Sunday, March 28, 2010
The key to Orion's belt
My first tale is inspired by the Significant Object Project (http://significantobjects.com), where writers were given small objects to compose short stories around. Unlike those stories, this one isn't fictional. Enjoy
The old key sits in a clear box in the spare bedroom closet. It has travelled with me through high school, to university and the 4 homes I've shared with my husband. It belonged to my 3 sisters and my brother before it became mine. I have no idea how old it is.
Most times I'm oblivious to its presence. Other times I look at the key and then at my hand.
The scar on my hand - actually, I guess it really counts as three scars formed at the exact same moment - they remind me of Orion's belt.
They came as a result of an ill timed connection between my roller skate and the sidewalk. Perhaps it wasn't so much the timing as it was the placement of my roller skated foot just at the point where frost had heaved up the sidewalk. The true dangers of Canadian winters.
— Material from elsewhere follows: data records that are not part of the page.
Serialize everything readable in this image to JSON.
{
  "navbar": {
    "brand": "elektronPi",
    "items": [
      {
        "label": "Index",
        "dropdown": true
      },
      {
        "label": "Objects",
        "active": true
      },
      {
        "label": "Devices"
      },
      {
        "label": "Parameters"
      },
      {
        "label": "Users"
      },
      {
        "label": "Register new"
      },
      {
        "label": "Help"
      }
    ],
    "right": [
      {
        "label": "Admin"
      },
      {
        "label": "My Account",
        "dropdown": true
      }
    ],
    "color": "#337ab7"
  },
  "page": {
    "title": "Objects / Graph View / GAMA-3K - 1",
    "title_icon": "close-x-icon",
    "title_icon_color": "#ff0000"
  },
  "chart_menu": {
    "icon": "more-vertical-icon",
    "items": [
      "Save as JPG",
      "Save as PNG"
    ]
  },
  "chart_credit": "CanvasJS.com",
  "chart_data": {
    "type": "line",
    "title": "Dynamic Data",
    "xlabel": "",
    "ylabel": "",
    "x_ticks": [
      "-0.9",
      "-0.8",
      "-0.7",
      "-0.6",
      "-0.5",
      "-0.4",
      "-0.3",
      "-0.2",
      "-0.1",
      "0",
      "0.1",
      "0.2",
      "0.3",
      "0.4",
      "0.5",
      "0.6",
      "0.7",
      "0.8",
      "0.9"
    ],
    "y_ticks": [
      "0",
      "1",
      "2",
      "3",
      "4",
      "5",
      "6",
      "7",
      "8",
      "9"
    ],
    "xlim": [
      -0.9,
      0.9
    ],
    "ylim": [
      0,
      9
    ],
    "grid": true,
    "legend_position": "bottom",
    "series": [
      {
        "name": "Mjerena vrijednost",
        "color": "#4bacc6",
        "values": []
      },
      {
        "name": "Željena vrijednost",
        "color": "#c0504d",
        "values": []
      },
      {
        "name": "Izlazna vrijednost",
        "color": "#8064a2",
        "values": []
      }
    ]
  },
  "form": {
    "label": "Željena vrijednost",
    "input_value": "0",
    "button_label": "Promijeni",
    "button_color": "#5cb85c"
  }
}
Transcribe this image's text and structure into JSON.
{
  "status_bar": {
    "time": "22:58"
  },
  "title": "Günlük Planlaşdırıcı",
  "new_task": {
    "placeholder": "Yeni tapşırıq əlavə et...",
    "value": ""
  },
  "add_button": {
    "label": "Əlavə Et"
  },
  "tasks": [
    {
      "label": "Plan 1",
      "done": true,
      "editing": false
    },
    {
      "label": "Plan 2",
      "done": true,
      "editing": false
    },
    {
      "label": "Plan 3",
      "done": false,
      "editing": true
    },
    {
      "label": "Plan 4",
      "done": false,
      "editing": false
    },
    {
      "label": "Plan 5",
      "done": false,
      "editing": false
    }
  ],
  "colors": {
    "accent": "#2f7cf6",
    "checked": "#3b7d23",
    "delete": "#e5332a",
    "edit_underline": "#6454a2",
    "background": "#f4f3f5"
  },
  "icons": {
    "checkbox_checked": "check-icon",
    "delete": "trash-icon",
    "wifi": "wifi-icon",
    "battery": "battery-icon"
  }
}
My hand was the only casualty. I was 8 years old. I didn't cry. Fairly amazing considering I'm still someone who can cry if looked at sideways.
I've always found it odd that that the scars grew with my hand yet have faded to the point where only I can really see them. Shouldn't they have stayed the pea size appropriate for a slight 8 year old's hand?
Ah but the skates are the true star of this story. They were a marvel. Metal wheels fastened to an adjustable metal plate and held in place by medieval inspired metal clamps that squeezed into your toes when tightened by that metal key. Without that key, the skates were little more than a household hazard that could take down an adult in a simultaneously hilarious and horrifying fashion.
The whole concoction was strapped to your ankle with a piece of crumbling ancient leather. Ankle support was not a concern in the 70s.
The metal wheels barely rolled along the sidewalk. I'm surprised the friction against the concrete didn't cause a wake of sparks. Now that would have been cool despite the potential for grass fires.
The skates, naturally, were hand me downs. In 1976 roller skating was possibly the coolest activity going. Those metals antiques? Not so much. What I craved were those magnificent disco era white leather boots with the smooth rubber wheels and a rubber break at the front.
Hence came my foray into a career as a failed engineer. I spent hours trying to convert an old pair of figure skates (another hand me down) by replacing the blade with the wheels from my brother's skateboard. I never figured out how to take off the blades. Luckily I was afraid of both power tools and my father. As with most times in my life, fear likely saved me from permanent disfigurement. I gave up.
It still astonishes me that I eventually managed to convince my parents to buy me those real roller skates for Christmas. Unfortunately I was not successful in getting them to buy me satin pants and a satin jacket to go with them. Though I mourned the loss of that outfit, I was saved from the horrors of 70s fashion.
Those old skates are long gone, although I'm fairly sure my mom waited until I moved away for university to get rid of them. Then again, if I was to search the spider infested cold cellar in their house I might find an ancient pair. If there were more than one, I'd challenge my sisters to a race - something we never did as children because our childhoods didn't intersect.
For more than 30 years and for the rest of my life, I have and will continue to think of those skates when I look at my hand. And that key, well it will come with me where ever I go.